The Black History Month 2021 theme, “Black Family: Representation, Identity and Diversity” explores the African diaspora and the spread of Black families across the United States.
To celebrate this expansive and growing history, here are five little known black history facts.
- Before there was Rosa Parks, there was Claudette Colvin
- Most people think of Rosa Parks as the first person to refuse to give up their seat on a bus in Montgomery, Alabama. There were actually several women who came before her; one of whom was Claudette Colvin.
- Martin Luther King Jr. improvised the most iconic part of his “I Have a Dream Speech”
- On Wednesday, August 28, 1963, roughly 250,000 Americans united at the Lincoln Memorial for the final speech of the March on Washington.
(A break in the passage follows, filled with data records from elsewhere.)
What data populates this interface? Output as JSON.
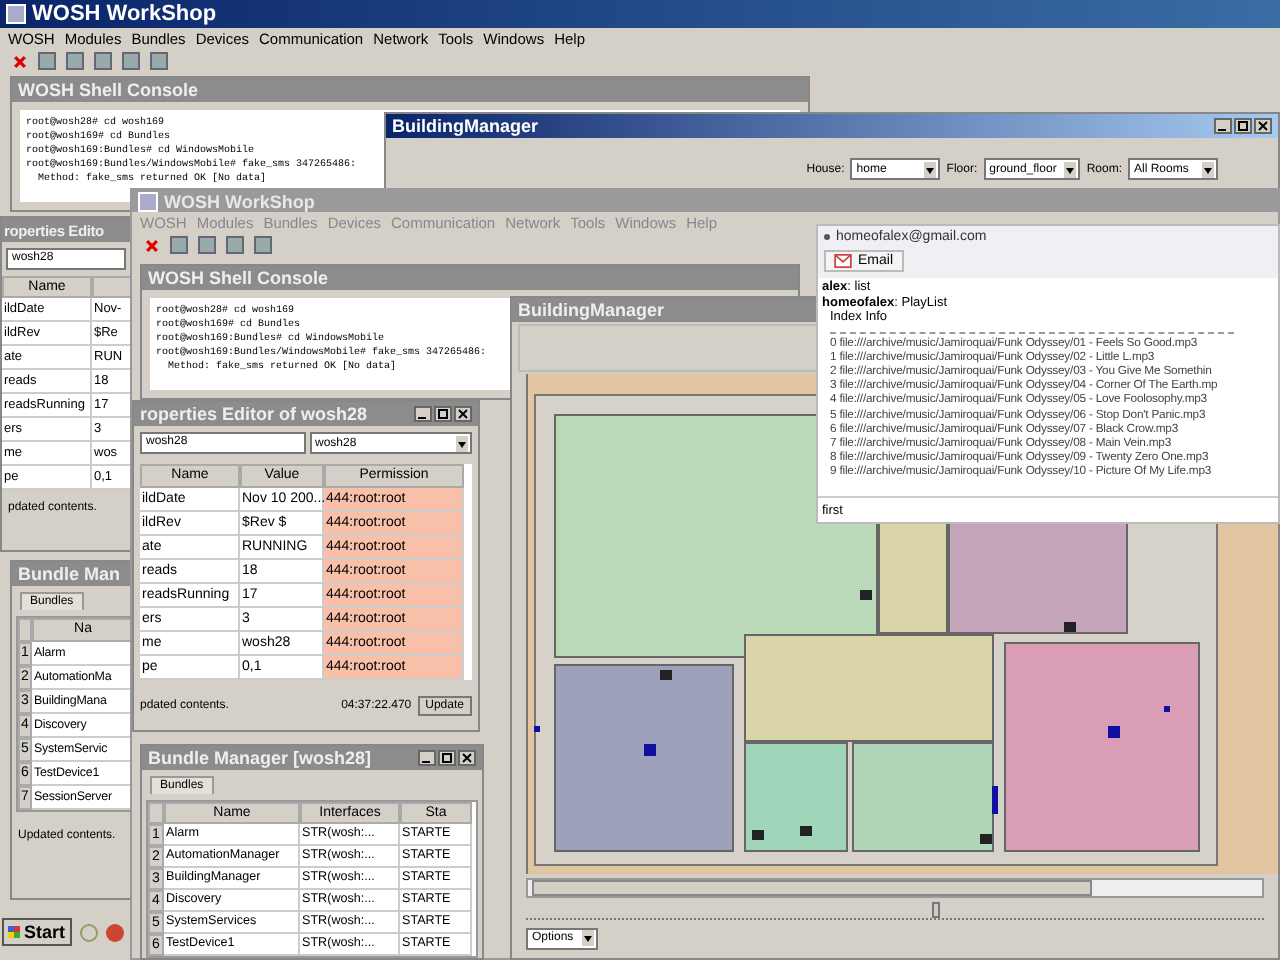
{
  "back_app": {
    "title": "WOSH WorkShop",
    "menu": [
      "WOSH",
      "Modules",
      "Bundles",
      "Devices",
      "Communication",
      "Network",
      "Tools",
      "Windows",
      "Help"
    ]
  },
  "back_shell": {
    "title": "WOSH Shell Console",
    "lines": [
      "root@wosh28# cd wosh169",
      "root@wosh169# cd Bundles",
      "root@wosh169:Bundles# cd WindowsMobile",
      "root@wosh169:Bundles/WindowsMobile# fake_sms 347265486:",
      "  Method: fake_sms returned OK [No data]"
    ]
  },
  "back_building": {
    "title": "BuildingManager",
    "selectors": [
      {
        "label": "House:",
        "value": "home"
      },
      {
        "label": "Floor:",
        "value": "ground_floor"
      },
      {
        "label": "Room:",
        "value": "All Rooms"
      }
    ]
  },
  "back_properties": {
    "title": "roperties Edito",
    "field": "wosh28",
    "column": "Name",
    "rows": [
      {
        "name": "ildDate",
        "value": "Nov-"
      },
      {
        "name": "ildRev",
        "value": "$Re"
      },
      {
        "name": "ate",
        "value": "RUN"
      },
      {
        "name": "reads",
        "value": "18"
      },
      {
        "name": "readsRunning",
        "value": "17"
      },
      {
        "name": "ers",
        "value": "3"
      },
      {
        "name": "me",
        "value": "wos"
      },
      {
        "name": "pe",
        "value": "0,1"
      }
    ],
    "status": "pdated contents."
  },
  "back_bundles": {
    "title": "Bundle Man",
    "tab": "Bundles",
    "column": "Na",
    "rows": [
      {
        "index": "1",
        "name": "Alarm"
      },
      {
        "index": "2",
        "name": "AutomationMa"
      },
      {
        "index": "3",
        "name": "BuildingMana"
      },
      {
        "index": "4",
        "name": "Discovery"
      },
      {
        "index": "5",
        "name": "SystemServic"
      },
      {
        "index": "6",
        "name": "TestDevice1"
      },
      {
        "index": "7",
        "name": "SessionServer"
      }
    ],
    "status": "Updated contents."
  },
  "taskbar": {
    "start": "Start"
  },
  "front_app": {
    "title": "WOSH WorkShop",
    "menu": [
      "WOSH",
      "Modules",
      "Bundles",
      "Devices",
      "Communication",
      "Network",
      "Tools",
      "Windows",
      "Help"
    ]
  },
  "front_shell": {
    "title": "WOSH Shell Console",
    "lines": [
      "root@wosh28# cd wosh169",
      "root@wosh169# cd Bundles",
      "root@wosh169:Bundles# cd WindowsMobile",
      "root@wosh169:Bundles/WindowsMobile# fake_sms 347265486:",
      "  Method: fake_sms returned OK [No data]"
    ]
  },
  "front_building": {
    "title": "BuildingManager",
    "rooms": [
      {
        "color": "#b9d9b9"
      },
      {
        "color": "#d9d5a9"
      },
      {
        "color": "#c5a5b9"
      },
      {
        "color": "#d9d5a9"
      },
      {
        "color": "#9da1b9"
      },
      {
        "color": "#a1d5b9"
      },
      {
        "color": "#b1d5b9"
      },
      {
        "color": "#d99db5"
      }
    ],
    "slider": {
      "level": 0.55
    },
    "options": "Options"
  },
  "front_properties": {
    "title": "roperties Editor of wosh28",
    "field": "wosh28",
    "dropdown": "wosh28",
    "columns": [
      "Name",
      "Value",
      "Permission"
    ],
    "rows": [
      {
        "name": "ildDate",
        "value": "Nov 10 200...",
        "permission": "444:root:root"
      },
      {
        "name": "ildRev",
        "value": "$Rev $",
        "permission": "444:root:root"
      },
      {
        "name": "ate",
        "value": "RUNNING",
        "permission": "444:root:root"
      },
      {
        "name": "reads",
        "value": "18",
        "permission": "444:root:root"
      },
      {
        "name": "readsRunning",
        "value": "17",
        "permission": "444:root:root"
      },
      {
        "name": "ers",
        "value": "3",
        "permission": "444:root:root"
      },
      {
        "name": "me",
        "value": "wosh28",
        "permission": "444:root:root"
      },
      {
        "name": "pe",
        "value": "0,1",
        "permission": "444:root:root"
      }
    ],
    "status": "pdated contents.",
    "time": "04:37:22.470",
    "button": "Update"
  },
  "front_bundles": {
    "title": "Bundle Manager [wosh28]",
    "tab": "Bundles",
    "columns": [
      "Name",
      "Interfaces",
      "Sta"
    ],
    "rows": [
      {
        "index": "1",
        "name": "Alarm",
        "interfaces": "STR(wosh:...",
        "state": "STARTE"
      },
      {
        "index": "2",
        "name": "AutomationManager",
        "interfaces": "STR(wosh:...",
        "state": "STARTE"
      },
      {
        "index": "3",
        "name": "BuildingManager",
        "interfaces": "STR(wosh:...",
        "state": "STARTE"
      },
      {
        "index": "4",
        "name": "Discovery",
        "interfaces": "STR(wosh:...",
        "state": "STARTE"
      },
      {
        "index": "5",
        "name": "SystemServices",
        "interfaces": "STR(wosh:...",
        "state": "STARTE"
      },
      {
        "index": "6",
        "name": "TestDevice1",
        "interfaces": "STR(wosh:...",
        "state": "STARTE"
      }
    ]
  },
  "chat": {
    "account": "homeofalex@gmail.com",
    "button": "Email",
    "messages": [
      {
        "sender": "alex",
        "text": ": list"
      },
      {
        "sender": "homeofalex",
        "text": ": PlayList"
      }
    ],
    "heading": "Index Info",
    "lines": [
      "0 file:///archive/music/Jamiroquai/Funk Odyssey/01 - Feels So Good.mp3",
      "1 file:///archive/music/Jamiroquai/Funk Odyssey/02 - Little L.mp3",
      "2 file:///archive/music/Jamiroquai/Funk Odyssey/03 - You Give Me Somethin",
      "3 file:///archive/music/Jamiroquai/Funk Odyssey/04 - Corner Of The Earth.mp",
      "4 file:///archive/music/Jamiroquai/Funk Odyssey/05 - Love Foolosophy.mp3",
      "5 file:///archive/music/Jamiroquai/Funk Odyssey/06 - Stop Don't Panic.mp3",
      "6 file:///archive/music/Jamiroquai/Funk Odyssey/07 - Black Crow.mp3",
      "7 file:///archive/music/Jamiroquai/Funk Odyssey/08 - Main Vein.mp3",
      "8 file:///archive/music/Jamiroquai/Funk Odyssey/09 - Twenty Zero One.mp3",
      "9 file:///archive/music/Jamiroquai/Funk Odyssey/10 - Picture Of My Life.mp3"
    ],
    "input": "first"
  }
}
As Martin Luther King Jr. stood at the podium, he eventually pushed his notes aside and transformed his speech into a sermon.
- One in four cowboys was Black, despite the stories told in popular books and movies
- In the 19th century, the Wild West drew enslaved Blacks with the hope of freedom and wages. When the Civil War ended, freedmen came West with the hope of a better. These African Americans made up at least a quarter of the legendary cowboys who lived dangerous lives facing weather, rattlesnakes, and outlaws while they slept under the stars driving cattle herds to market.
- The first licensed African American Female pilot was named Bessie Coleman
- Born in Atlanta, Texas in 1892, Bessie Coleman grew up in a world of harsh poverty, discrimination and segregation. She moved to Chicago at 23 to seek her fortune but found few opportunities. Wild tales of flying exploits from returning WWI soldiers first inspired her to explore aviation, but she faced a double stigma in that dream being both African American and a woman.
- Esther Jones was the real Betty Boop
- The iconic cartoon character Betty Boop was inspired by a Black jazz singer in Harlem. Introduced by cartoonist Max Fleischer in 1930, Betty Boop is best known for her revealing dress, curvaceous figure, and signature vocals “Boop Oop A Doop!” While there has been controversy over the years, the inspiration has been traced back to Esther Jones who was known as “Baby Esther” and performed regularly in the Cotton Club during the 1920s.